Work instructions:
Out of the listing below, copy every line that carries the string "财务总监".

Extracted records:
....

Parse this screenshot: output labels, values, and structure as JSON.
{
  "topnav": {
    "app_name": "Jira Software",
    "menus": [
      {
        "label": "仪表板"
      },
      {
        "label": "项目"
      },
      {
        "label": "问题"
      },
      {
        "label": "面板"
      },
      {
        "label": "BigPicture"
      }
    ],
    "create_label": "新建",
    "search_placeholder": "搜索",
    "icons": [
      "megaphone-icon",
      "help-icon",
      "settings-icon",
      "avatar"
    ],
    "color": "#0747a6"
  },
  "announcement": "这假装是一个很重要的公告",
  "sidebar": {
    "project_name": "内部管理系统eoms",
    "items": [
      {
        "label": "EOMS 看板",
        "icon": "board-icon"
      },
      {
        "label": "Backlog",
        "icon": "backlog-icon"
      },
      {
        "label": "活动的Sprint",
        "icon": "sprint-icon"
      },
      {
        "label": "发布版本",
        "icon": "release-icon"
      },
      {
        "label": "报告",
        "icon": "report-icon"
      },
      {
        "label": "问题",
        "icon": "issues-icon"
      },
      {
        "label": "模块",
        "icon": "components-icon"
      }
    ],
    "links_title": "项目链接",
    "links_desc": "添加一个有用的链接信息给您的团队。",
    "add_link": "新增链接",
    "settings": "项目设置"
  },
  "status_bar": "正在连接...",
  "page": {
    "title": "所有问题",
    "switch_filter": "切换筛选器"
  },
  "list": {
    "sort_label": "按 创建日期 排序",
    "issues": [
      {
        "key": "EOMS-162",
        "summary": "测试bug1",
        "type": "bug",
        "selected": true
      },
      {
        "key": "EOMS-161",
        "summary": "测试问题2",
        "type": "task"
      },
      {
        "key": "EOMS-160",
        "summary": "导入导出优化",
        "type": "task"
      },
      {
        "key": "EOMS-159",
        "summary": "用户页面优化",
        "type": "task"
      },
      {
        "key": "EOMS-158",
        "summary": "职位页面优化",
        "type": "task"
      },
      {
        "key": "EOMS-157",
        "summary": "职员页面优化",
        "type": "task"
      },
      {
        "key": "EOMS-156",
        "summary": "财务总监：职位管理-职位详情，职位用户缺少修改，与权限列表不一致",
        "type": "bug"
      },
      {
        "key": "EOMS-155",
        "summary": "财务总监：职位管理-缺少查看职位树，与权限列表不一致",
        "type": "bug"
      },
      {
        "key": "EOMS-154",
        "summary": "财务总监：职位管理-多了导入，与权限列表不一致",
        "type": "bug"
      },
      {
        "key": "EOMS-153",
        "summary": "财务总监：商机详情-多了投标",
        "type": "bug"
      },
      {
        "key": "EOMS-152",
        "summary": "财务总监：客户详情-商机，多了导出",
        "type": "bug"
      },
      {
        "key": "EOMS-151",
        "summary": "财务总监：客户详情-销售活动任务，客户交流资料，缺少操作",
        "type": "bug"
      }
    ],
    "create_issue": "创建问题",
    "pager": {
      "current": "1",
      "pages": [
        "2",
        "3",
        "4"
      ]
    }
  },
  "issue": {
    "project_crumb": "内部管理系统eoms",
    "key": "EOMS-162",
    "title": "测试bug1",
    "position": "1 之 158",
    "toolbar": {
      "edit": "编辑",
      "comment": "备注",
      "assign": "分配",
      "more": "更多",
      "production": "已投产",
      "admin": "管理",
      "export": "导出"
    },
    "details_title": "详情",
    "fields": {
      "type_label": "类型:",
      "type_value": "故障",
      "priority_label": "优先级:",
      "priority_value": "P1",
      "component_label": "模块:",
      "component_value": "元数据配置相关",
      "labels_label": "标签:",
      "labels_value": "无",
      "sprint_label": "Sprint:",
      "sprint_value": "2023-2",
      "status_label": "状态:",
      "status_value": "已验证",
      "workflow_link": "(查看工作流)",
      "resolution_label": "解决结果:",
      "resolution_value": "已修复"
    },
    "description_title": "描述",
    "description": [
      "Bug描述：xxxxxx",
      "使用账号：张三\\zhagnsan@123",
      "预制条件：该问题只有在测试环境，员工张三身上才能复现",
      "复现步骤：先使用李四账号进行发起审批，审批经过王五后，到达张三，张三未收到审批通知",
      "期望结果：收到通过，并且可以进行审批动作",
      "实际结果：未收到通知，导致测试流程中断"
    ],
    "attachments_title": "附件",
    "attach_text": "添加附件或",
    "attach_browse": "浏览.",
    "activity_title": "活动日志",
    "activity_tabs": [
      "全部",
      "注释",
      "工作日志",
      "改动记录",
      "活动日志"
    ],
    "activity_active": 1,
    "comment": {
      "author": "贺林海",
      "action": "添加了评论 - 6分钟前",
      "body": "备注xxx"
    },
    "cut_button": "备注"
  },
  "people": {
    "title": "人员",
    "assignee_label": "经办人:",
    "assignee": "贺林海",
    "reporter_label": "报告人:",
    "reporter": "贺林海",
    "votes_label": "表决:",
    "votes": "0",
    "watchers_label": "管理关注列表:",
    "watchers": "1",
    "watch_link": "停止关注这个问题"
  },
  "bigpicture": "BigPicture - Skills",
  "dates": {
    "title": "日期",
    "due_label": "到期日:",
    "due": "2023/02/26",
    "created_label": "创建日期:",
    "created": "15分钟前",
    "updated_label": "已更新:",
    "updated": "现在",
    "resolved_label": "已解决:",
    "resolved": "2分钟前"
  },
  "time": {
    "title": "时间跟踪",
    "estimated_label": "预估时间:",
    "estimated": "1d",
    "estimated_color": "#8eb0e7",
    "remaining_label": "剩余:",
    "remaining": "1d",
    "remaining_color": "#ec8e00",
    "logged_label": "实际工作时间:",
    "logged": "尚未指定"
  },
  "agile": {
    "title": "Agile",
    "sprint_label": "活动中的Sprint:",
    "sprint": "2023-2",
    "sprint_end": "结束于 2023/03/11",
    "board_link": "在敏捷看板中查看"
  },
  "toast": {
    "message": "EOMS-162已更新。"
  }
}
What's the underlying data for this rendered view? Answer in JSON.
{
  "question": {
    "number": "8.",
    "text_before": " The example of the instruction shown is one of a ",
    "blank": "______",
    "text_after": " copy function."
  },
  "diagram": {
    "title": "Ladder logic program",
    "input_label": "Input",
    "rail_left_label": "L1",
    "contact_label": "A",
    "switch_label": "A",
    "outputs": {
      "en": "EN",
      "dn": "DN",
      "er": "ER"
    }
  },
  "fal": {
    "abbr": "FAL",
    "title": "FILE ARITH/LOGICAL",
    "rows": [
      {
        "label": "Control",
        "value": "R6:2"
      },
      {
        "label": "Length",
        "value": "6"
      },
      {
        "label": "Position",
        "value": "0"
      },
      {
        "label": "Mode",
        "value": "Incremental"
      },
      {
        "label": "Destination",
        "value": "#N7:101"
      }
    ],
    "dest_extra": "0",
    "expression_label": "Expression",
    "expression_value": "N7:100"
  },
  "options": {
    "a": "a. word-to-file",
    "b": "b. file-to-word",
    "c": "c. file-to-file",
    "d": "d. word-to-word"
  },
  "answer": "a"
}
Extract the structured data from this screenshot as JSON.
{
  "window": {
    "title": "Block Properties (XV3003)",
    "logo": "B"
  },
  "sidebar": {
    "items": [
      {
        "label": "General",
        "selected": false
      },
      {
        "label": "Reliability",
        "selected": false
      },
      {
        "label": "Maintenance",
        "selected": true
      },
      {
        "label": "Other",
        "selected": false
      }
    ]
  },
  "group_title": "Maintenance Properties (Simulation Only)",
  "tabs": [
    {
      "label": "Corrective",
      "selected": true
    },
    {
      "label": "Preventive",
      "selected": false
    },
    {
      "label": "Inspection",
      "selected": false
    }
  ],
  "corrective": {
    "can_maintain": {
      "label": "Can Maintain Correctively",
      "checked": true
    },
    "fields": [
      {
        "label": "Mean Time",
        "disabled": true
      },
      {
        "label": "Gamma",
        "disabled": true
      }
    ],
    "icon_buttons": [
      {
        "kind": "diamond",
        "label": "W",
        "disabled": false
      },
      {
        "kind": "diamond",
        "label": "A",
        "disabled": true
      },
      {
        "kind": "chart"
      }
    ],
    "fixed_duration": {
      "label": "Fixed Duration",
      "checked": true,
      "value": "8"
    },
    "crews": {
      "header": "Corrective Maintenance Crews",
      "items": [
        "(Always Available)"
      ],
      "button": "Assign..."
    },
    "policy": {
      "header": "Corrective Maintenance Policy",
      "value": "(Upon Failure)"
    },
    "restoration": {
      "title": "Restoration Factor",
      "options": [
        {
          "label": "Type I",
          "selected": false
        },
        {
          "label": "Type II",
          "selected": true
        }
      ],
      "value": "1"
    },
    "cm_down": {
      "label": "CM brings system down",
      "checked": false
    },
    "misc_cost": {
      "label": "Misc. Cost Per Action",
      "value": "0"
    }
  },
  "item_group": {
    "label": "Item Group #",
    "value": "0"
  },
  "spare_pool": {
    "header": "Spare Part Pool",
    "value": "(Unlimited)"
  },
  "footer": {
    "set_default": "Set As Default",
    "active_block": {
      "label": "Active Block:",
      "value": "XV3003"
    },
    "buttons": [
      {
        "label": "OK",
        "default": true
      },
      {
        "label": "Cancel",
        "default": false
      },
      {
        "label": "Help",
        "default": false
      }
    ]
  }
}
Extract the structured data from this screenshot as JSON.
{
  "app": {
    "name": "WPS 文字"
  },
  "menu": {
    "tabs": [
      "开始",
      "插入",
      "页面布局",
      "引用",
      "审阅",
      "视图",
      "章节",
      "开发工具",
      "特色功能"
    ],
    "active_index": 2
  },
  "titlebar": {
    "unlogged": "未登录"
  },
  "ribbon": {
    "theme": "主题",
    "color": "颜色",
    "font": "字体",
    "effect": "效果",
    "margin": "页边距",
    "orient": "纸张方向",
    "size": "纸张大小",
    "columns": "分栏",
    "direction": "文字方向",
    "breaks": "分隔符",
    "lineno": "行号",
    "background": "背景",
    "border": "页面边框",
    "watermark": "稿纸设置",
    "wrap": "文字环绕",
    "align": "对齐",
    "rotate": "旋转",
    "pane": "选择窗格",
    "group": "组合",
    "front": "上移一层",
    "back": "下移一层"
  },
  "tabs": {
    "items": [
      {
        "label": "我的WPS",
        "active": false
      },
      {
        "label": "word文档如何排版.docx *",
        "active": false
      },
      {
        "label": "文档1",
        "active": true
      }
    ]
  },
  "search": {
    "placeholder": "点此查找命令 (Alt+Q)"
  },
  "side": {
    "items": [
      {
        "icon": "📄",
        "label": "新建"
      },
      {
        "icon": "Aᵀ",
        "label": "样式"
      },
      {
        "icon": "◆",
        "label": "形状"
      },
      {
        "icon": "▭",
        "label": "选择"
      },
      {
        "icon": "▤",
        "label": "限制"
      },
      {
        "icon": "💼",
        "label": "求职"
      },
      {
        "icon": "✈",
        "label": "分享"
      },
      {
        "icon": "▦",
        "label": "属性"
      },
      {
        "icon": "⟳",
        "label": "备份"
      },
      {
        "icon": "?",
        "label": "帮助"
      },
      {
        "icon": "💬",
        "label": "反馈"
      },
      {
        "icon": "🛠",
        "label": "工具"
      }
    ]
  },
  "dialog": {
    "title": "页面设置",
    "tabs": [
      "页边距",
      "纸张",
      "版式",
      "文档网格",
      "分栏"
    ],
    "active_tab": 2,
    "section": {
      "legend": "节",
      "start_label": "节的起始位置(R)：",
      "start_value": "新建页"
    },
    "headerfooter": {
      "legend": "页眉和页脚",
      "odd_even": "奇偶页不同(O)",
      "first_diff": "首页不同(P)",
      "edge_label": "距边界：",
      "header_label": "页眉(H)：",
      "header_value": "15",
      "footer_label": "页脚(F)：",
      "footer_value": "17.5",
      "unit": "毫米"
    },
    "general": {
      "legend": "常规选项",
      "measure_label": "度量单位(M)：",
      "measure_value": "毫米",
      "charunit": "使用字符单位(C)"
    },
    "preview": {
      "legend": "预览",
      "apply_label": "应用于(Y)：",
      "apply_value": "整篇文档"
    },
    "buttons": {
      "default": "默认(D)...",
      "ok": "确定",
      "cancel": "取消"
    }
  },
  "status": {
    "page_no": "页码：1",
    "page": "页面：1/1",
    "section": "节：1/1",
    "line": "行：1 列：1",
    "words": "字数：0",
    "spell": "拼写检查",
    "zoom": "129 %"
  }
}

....

Response area:
        "summary": "财务总监：职位管理-职位详情，职位用户缺少修改，与权限列表不一致",
        "summary": "财务总监：职位管理-缺少查看职位树，与权限列表不一致",
        "summary": "财务总监：职位管理-多了导入，与权限列表不一致",
        "summary": "财务总监：商机详情-多了投标",
        "summary": "财务总监：客户详情-商机，多了导出",
        "summary": "财务总监：客户详情-销售活动任务，客户交流资料，缺少操作",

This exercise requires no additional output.